The PhD Program in Organizational Behavior (joint with Harvard Business School) offers training in the theory and methods of sociology or psychology combined with the study of business operations and with empirical research in organizational settings.
The PhD Program in Sociology and Social Policy (joint with the Kennedy School of Government) is particularly suitable for students who wish to combine theoretical and methodological expertise in sociology with policy training in the fields of urban poverty, inequality, segregation, labor market studies, and the like.
Details on these related programs may be obtained by referring to their respective entries in this publication.
Recent Dissertation Titles
Dissertations submitted in 2014–2015:
- "Community Building and Local Traditions in the Reform Era Rural China"
"Cultural Continuity and the Rise of the Millennials: Generational Trends in Politics, Religion, and Economic Values"
"Defining Diversity: Professionals and Institutionalization Processes"
"Historical Origins of Racial Inequality in Incarceration in the United States"
"Life Chances: Infant Mortality, Institutions, and Inequality in the United States"
"Separatists, Gangsters and Other Statesmen: The State, Secession and Organized Crime in Serbia and Georgia, 1989-2012"
"The Making of a National Cadastre (1763-1807): State Uniformization, Nature Valuation, and Organizational Change in France"
"Together, Close, Resilient: Essays on Emotion Work Among Black Couples"

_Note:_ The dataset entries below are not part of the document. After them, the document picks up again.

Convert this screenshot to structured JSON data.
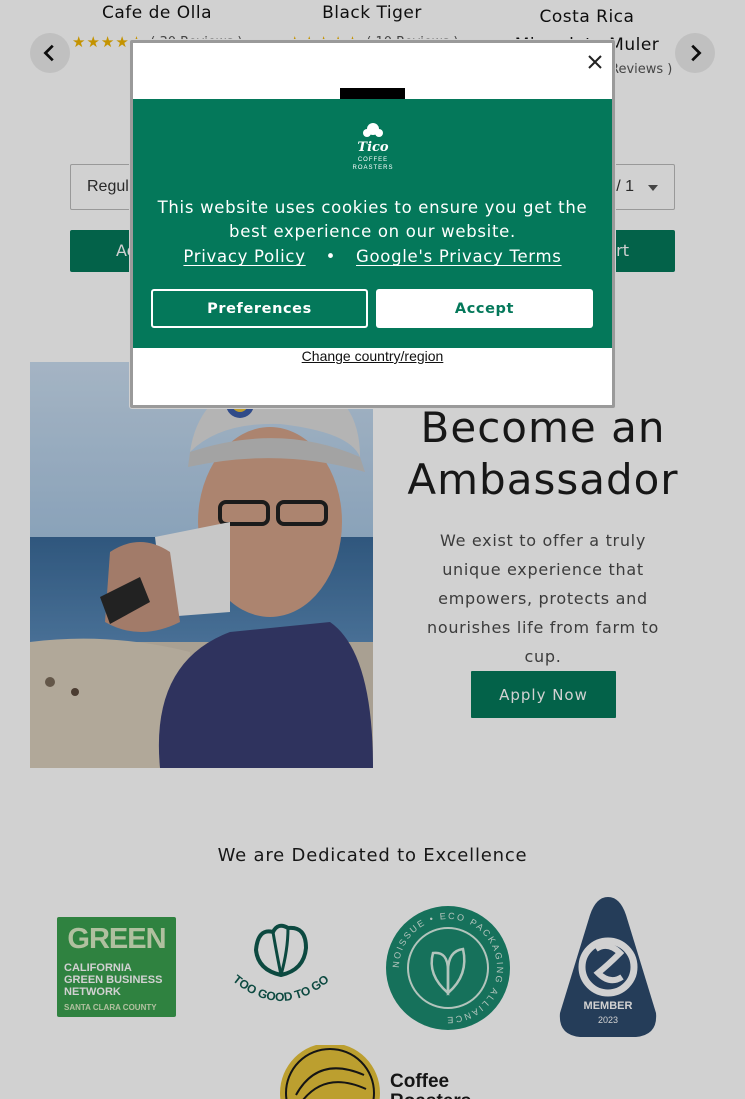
{
  "carousel": {
    "products": [
      {
        "title": "Cafe de Olla",
        "reviews": "( 30 Reviews )"
      },
      {
        "title": "Black Tiger",
        "reviews": "( 10 Reviews )"
      },
      {
        "title": "Costa Rica Microdota Muler Honey",
        "reviews": "Reviews )"
      }
    ],
    "stars": "★★★★★",
    "prev_icon": "chevron-left-icon",
    "next_icon": "chevron-right-icon"
  },
  "variant": {
    "value": "Regula",
    "qty": "/ 1"
  },
  "cart": {
    "left_label": "Ad",
    "right_label": "art"
  },
  "ambassador": {
    "title": "Become an Ambassador",
    "text": "We exist to offer a truly unique experience that empowers, protects and nourishes life from farm to cup.",
    "button": "Apply Now"
  },
  "excellence_title": "We are Dedicated to Excellence",
  "badges": {
    "green": {
      "big": "GREEN",
      "lines": [
        "CALIFORNIA",
        "GREEN BUSINESS",
        "NETWORK"
      ],
      "county": "SANTA CLARA COUNTY"
    },
    "tgtg": "TOO GOOD TO GO",
    "noissue": "NOISSUE • ECO PACKAGING ALLIANCE",
    "sca": {
      "member": "MEMBER",
      "year": "2023"
    },
    "cr": {
      "line1": "Coffee",
      "line2": "Roasters"
    }
  },
  "cookie": {
    "logo_line1": "Tico",
    "logo_line2": "COFFEE",
    "logo_line3": "ROASTERS",
    "message": "This website uses cookies to ensure you get the best experience on our website.",
    "privacy_link": "Privacy Policy",
    "separator": "•",
    "terms_link": "Google's Privacy Terms",
    "preferences": "Preferences",
    "accept": "Accept",
    "change_country": "Change country/region",
    "close_icon": "close-icon"
  },
  "colors": {
    "brand_green": "#04785a",
    "star": "#f0b400",
    "badge_green": "#3a9f4f",
    "badge_teal": "#1c8a6f",
    "sca_navy": "#2e4b6d"
  }
}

"Towards a General Theory of Education-based Inequality and Mobility: Who Wins and Loses under China's Educational Expansion, 1981-2010"